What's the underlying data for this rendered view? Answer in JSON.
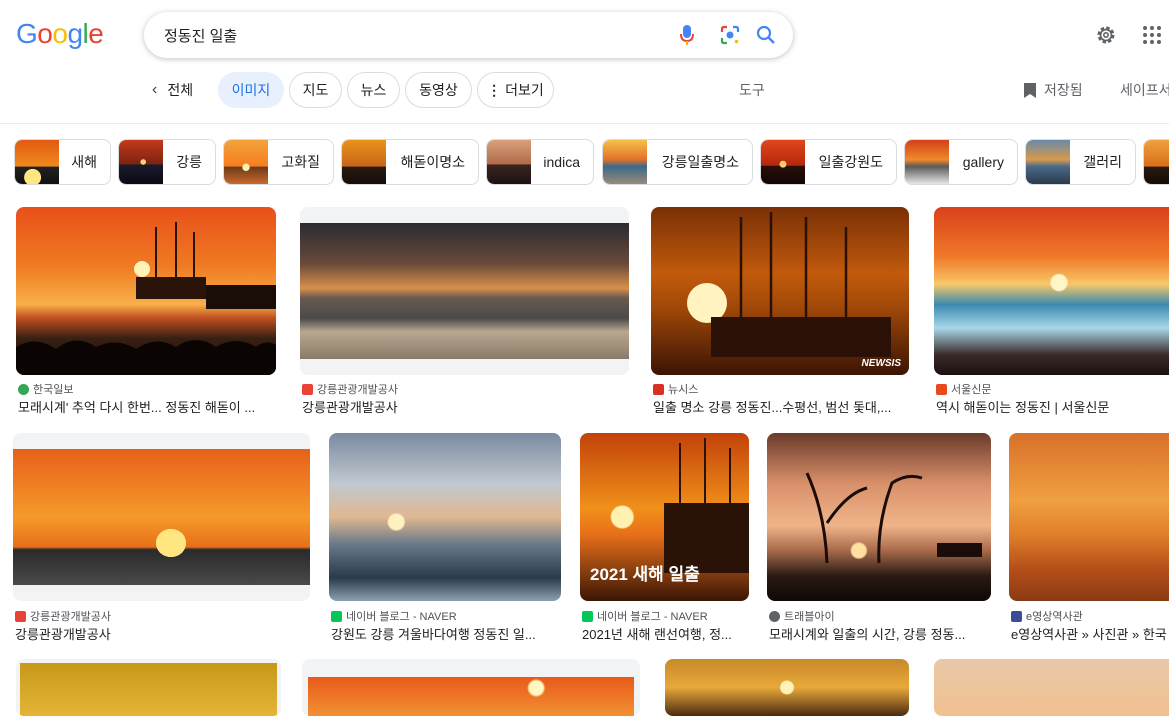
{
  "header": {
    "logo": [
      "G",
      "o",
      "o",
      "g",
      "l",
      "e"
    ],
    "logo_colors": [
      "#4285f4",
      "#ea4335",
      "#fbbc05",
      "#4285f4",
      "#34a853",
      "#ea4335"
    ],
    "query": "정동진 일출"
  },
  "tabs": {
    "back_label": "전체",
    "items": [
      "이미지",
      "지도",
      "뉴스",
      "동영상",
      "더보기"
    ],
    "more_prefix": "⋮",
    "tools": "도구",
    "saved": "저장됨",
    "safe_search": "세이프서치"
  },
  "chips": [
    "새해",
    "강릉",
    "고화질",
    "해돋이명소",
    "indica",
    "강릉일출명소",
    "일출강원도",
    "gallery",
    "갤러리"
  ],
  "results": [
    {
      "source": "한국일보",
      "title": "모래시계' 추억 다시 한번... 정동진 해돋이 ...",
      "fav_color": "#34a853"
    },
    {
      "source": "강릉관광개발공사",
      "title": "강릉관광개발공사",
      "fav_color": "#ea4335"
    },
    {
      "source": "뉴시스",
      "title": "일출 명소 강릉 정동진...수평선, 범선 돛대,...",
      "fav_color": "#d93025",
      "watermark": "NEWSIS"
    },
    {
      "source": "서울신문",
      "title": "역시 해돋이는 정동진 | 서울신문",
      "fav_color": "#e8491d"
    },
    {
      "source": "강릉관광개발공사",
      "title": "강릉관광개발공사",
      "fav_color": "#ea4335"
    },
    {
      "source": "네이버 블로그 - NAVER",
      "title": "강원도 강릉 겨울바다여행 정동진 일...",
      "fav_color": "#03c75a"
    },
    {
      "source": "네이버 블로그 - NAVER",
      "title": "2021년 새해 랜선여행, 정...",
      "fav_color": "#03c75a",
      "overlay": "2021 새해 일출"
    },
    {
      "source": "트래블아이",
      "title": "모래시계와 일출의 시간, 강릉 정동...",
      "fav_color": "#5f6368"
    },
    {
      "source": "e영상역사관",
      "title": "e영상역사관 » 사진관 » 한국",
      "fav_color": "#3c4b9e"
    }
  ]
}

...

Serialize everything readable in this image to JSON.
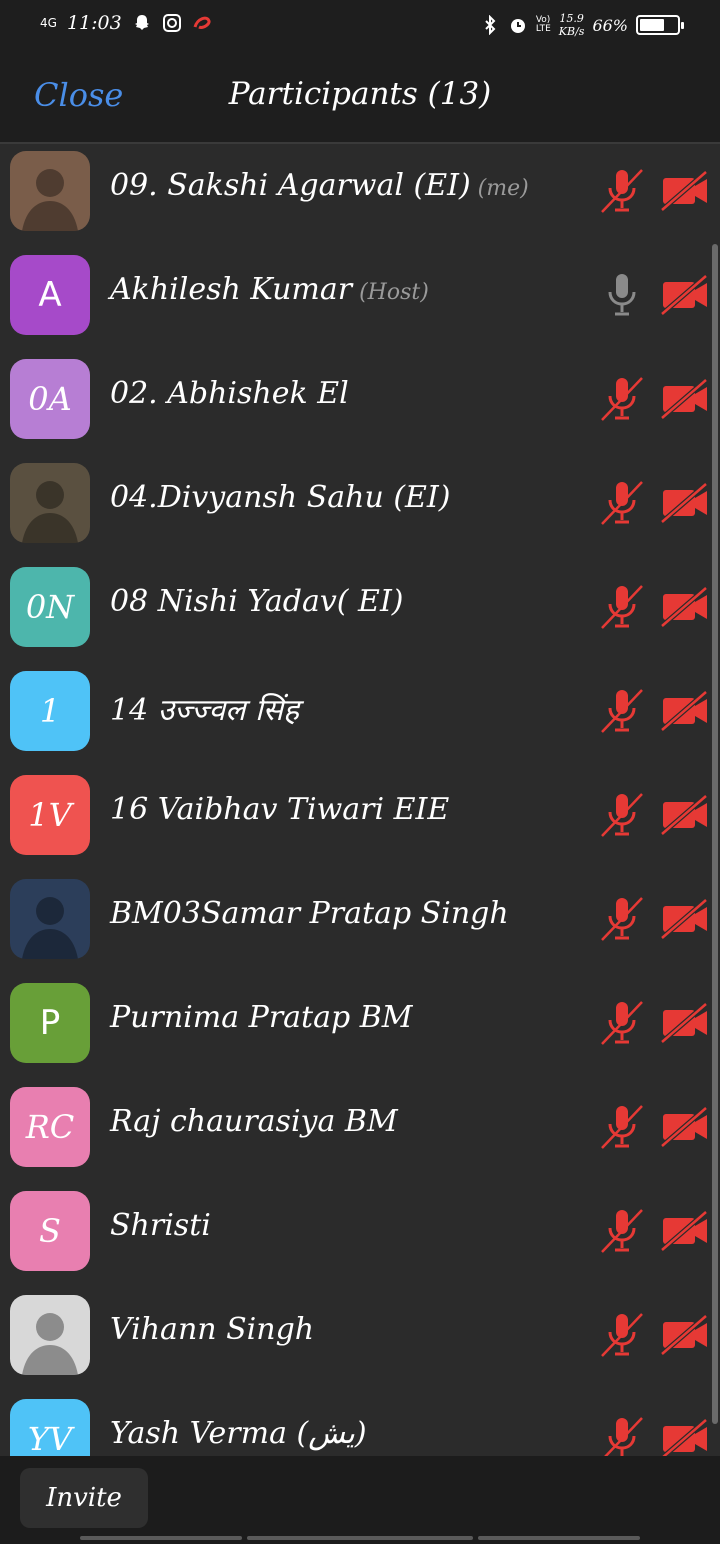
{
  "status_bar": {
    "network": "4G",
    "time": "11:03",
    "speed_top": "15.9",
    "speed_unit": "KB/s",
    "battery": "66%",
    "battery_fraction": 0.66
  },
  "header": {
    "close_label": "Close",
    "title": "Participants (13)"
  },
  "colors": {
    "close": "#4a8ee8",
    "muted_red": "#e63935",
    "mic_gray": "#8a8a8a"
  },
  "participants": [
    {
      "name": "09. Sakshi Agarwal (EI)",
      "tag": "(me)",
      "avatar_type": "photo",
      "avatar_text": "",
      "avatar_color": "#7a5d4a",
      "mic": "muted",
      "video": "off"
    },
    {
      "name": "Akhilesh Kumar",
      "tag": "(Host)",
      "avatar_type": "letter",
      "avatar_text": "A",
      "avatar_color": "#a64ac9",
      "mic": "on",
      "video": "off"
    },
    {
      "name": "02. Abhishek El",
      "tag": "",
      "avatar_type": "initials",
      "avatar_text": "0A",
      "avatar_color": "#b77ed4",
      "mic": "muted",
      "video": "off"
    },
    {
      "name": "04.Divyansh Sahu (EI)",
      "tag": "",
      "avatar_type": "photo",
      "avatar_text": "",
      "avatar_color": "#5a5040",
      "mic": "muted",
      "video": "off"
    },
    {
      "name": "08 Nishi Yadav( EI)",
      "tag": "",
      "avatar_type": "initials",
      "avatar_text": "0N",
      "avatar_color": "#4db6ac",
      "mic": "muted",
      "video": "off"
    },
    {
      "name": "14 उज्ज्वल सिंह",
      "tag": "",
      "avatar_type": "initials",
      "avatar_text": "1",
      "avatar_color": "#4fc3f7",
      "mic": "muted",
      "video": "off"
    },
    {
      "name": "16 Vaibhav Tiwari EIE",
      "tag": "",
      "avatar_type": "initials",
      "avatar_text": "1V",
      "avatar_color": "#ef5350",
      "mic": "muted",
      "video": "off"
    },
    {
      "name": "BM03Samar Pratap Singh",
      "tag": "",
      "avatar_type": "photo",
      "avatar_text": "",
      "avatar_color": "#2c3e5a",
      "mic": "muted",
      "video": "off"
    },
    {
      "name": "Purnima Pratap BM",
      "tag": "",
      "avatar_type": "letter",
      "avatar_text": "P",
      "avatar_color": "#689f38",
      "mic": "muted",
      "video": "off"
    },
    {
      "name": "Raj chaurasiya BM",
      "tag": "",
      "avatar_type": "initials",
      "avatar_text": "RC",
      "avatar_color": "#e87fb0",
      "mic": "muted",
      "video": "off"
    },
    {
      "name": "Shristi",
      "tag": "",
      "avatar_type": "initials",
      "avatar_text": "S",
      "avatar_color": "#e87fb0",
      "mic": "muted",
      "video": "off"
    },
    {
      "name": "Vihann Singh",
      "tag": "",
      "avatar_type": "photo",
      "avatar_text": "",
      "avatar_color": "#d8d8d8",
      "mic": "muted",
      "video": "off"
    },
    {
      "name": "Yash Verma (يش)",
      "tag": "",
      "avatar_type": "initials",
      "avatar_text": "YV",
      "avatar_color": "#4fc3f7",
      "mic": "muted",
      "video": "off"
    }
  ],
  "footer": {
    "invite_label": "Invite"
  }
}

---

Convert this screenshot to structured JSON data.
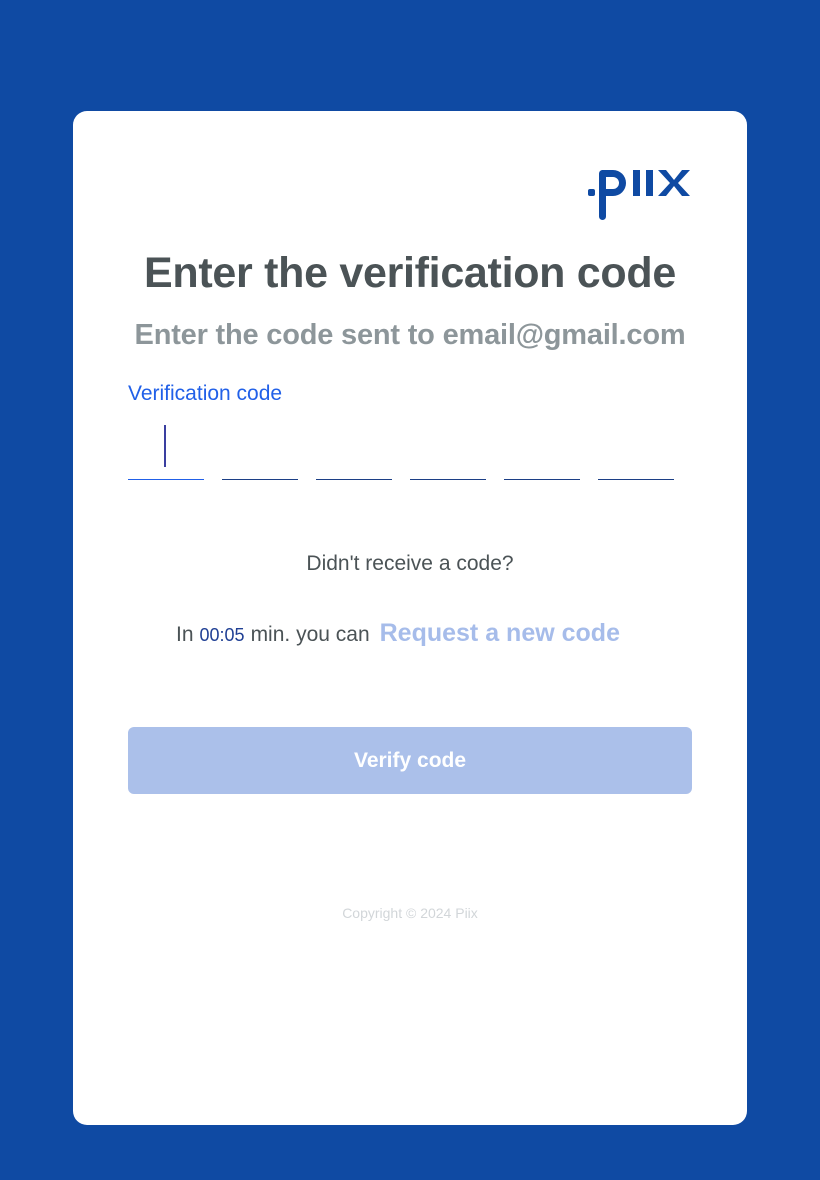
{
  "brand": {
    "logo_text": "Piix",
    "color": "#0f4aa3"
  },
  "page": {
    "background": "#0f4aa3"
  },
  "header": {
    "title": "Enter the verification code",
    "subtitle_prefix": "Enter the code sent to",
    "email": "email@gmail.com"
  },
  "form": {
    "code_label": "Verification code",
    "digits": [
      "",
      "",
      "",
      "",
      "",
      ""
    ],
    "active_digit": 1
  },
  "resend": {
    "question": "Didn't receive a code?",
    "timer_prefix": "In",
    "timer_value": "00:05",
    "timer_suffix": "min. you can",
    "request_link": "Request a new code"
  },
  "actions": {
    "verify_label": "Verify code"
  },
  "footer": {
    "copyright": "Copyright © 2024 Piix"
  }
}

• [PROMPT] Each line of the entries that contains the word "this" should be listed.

• [SOLVED EXERCISE]
What's the underlying data for this rendered view? Answer in JSON.
Serialize everything readable in this image to JSON.
Convert this screenshot to structured JSON data.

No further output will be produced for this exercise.